Stars come in huge range of different sizes. Neutron stars can be just 20 to 40 km in diameter, whereas white dwarf can be very similar in size to Earth's. The largest supergiants, on the other hand, can be more than 1500 times larger than our Sun. With the Sun having a radius of 695,000 km, this means that in the extreme cases, we are looking at a star of over 1,000,000,000 km.

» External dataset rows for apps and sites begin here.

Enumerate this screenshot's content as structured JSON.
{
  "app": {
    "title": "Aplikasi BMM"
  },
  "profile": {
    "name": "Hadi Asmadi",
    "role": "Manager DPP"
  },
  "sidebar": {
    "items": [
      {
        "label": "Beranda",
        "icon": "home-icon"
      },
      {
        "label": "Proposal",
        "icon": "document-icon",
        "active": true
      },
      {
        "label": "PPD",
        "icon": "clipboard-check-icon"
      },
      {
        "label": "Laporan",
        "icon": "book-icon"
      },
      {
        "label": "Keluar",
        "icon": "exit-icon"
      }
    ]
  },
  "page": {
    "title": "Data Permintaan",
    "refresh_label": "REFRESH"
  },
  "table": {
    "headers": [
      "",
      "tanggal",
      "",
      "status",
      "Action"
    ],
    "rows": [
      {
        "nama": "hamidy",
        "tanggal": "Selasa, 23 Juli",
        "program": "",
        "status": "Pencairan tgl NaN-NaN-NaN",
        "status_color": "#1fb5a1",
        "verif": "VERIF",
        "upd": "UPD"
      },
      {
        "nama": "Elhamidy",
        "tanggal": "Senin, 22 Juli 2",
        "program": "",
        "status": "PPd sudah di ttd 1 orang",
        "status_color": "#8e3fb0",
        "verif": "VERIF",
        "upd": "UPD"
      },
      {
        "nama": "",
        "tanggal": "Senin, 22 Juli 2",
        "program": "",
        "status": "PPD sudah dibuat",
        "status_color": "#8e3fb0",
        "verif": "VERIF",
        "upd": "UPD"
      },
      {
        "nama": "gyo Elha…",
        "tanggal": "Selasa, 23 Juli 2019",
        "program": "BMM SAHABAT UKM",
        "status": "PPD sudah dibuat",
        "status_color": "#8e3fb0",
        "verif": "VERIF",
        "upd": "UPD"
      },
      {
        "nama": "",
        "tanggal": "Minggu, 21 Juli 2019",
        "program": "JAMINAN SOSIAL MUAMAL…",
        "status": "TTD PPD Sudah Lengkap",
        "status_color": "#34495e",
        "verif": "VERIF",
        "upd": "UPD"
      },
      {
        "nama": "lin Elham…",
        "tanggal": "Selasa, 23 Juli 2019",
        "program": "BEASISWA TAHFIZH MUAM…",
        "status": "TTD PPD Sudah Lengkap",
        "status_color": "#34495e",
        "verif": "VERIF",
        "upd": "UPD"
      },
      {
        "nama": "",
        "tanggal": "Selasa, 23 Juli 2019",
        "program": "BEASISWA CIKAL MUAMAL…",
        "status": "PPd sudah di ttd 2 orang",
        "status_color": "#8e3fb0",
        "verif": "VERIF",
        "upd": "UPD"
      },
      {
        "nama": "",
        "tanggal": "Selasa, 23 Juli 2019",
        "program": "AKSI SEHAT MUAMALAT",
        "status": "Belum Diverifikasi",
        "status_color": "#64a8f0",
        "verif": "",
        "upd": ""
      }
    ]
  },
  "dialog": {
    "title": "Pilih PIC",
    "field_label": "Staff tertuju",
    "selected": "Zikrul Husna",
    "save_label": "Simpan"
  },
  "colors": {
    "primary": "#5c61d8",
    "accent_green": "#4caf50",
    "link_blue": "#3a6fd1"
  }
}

However, because supergiants are overly bloated stars in the final stages of their lifetime, they are far less concentrated (or dense) than a typical sun-like star, and so wouldn't actually weigh a great deal more than the Sun. Indeed, the famous red giant, Betelgeuse, is about 1000 times larger than the Sun, and yet only weighs about 15 times as much. With the atmospheres of large stars being so spread out, they tend to be a lot cooler and redder than a typical mid-life star.